CITY leaders have come under fire after efforts to resurface pavements with black “slurry” resulted in the work being botched and residents faced with an “ugly eyesore”.
Slurry surfacing as a footway treatment was approved last year but there are now calls for its use to be halted in order to prevent “further damage” being done to the Capital’s pavements.
Contractors who undertook such work in Craigmount View have been instructed to carry out repairs after a number of defects were reported afterwards.
Fergus Duncan, who has lived on the street for more than 30 years, said he was shocked not only by the work’s poor quality but also by the stark black appearance of the new material.
The 71-year-old retired bank worker said the slurry had been spread so thinly that weeds had broken through in days.
He said: “It’s right outside our house [but] I have found we are not the only street.
“It’s not rolled, it’s someone putting it on by hand. It’s so stark. All my friends who have seen it and visitors, no one can believe it.
“It just looks so dreadful compared to the road and pavement on the other side. It’s amazing the number of people who have said to me things like ‘I see they have done an underlay’. It looks like preparation work rather than a proper job.”
Mr Duncan added it was “amazing” the job had been signed off, saying: “Now would be the time to kill it before this gets rolled out all over.”
Slurry surfacing is typically around 6-10mm thick and is laid on top of a footway surface as a way to seal cracks and therefore extend the pavement’s life by preventing the entry of water.

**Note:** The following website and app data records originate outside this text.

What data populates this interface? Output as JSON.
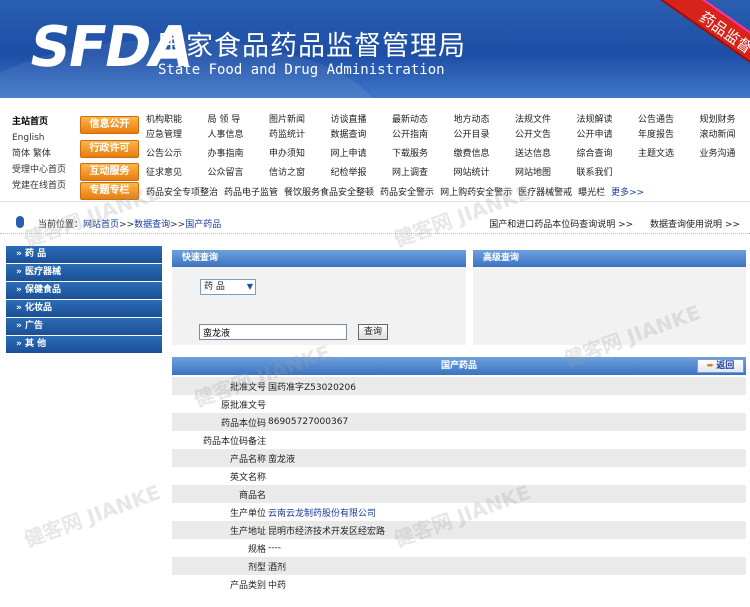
{
  "header": {
    "logo": "SFDA",
    "title_cn": "国家食品药品监督管理局",
    "title_en": "State Food and Drug Administration",
    "ribbon": "药品监督"
  },
  "nav": {
    "left_links": [
      "主站首页",
      "English",
      "简体 繁体",
      "受理中心首页",
      "党建在线首页"
    ],
    "orange_buttons": [
      "信息公开",
      "行政许可",
      "互动服务",
      "专题专栏"
    ],
    "rows": [
      [
        "机构职能",
        "局 领 导",
        "图片新闻",
        "访谈直播",
        "最新动态",
        "地方动态",
        "法规文件",
        "法规解读",
        "公告通告",
        "规划财务"
      ],
      [
        "应急管理",
        "人事信息",
        "药监统计",
        "数据查询",
        "公开指南",
        "公开目录",
        "公开文告",
        "公开申请",
        "年度报告",
        "滚动新闻"
      ],
      [
        "公告公示",
        "办事指南",
        "申办须知",
        "网上申请",
        "下载服务",
        "缴费信息",
        "送达信息",
        "综合查询",
        "主题文选",
        "业务沟通"
      ],
      [
        "征求意见",
        "公众留言",
        "信访之窗",
        "纪检举报",
        "网上调查",
        "网站统计",
        "网站地图",
        "联系我们",
        "",
        ""
      ]
    ],
    "row5": [
      "药品安全专项整治",
      "药品电子监管",
      "餐饮服务食品安全整顿",
      "药品安全警示",
      "网上购药安全警示",
      "医疗器械警戒",
      "曝光栏"
    ],
    "more": "更多>>"
  },
  "breadcrumb": {
    "prefix": "当前位置：",
    "home": "网站首页",
    "sep": ">>",
    "query": "数据查询",
    "current": "国产药品",
    "right_links": [
      "国产和进口药品本位码查询说明 >>",
      "数据查询使用说明 >>"
    ]
  },
  "sidebar": {
    "items": [
      "药 品",
      "医疗器械",
      "保健食品",
      "化妆品",
      "广告",
      "其 他"
    ]
  },
  "quick_search": {
    "title": "快速查询",
    "select_value": "药 品",
    "input_value": "蛮龙液",
    "button": "查询"
  },
  "advanced_search": {
    "title": "高级查询"
  },
  "result": {
    "title": "国产药品",
    "back": "返回",
    "rows": [
      {
        "label": "批准文号",
        "value": "国药准字Z53020206"
      },
      {
        "label": "原批准文号",
        "value": ""
      },
      {
        "label": "药品本位码",
        "value": "86905727000367"
      },
      {
        "label": "药品本位码备注",
        "value": ""
      },
      {
        "label": "产品名称",
        "value": "蛮龙液"
      },
      {
        "label": "英文名称",
        "value": ""
      },
      {
        "label": "商品名",
        "value": ""
      },
      {
        "label": "生产单位",
        "value": "云南云龙制药股份有限公司"
      },
      {
        "label": "生产地址",
        "value": "昆明市经济技术开发区经宏路"
      },
      {
        "label": "规格",
        "value": "----"
      },
      {
        "label": "剂型",
        "value": "酒剂"
      },
      {
        "label": "产品类别",
        "value": "中药"
      }
    ]
  },
  "watermark": "健客网 JIANKE"
}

But Mark Brown, Conservative councillor for Drum Brae/Gyle, said he was “perplexed” as to why the material had been deemed suitable.
He said: “It looks cheap and nasty, the quality of the workmanship leaves a lot to be desired and I pity the residents who are now faced with seeing this outside their front door every day.
“I find it somewhat incredible that these have been signed off as completed works and are checked by a clerk of works on a daily occurrence.
“There are trip hazards throughout and weeds are coming through the newly-laid surfaces already.”
Transport and environment convener Lesley Macinnes defended the use of slurry surfacing, saying it was a cost-effective and reliable method for resurfacing pavements.
But she added: “Unfortunately, a number of defects were identified in the works carried out at Craigmount View. The contractor has a responsibility, under the terms of the contract, to rectify these defects at no cost to the council and we have instructed them to carry out this work as a priority.
“An officer will monitor the work to ensure that it’s completed effectively.
“We apologise to residents for any disruption and inconvenience caused while these remedial works are undertaken.”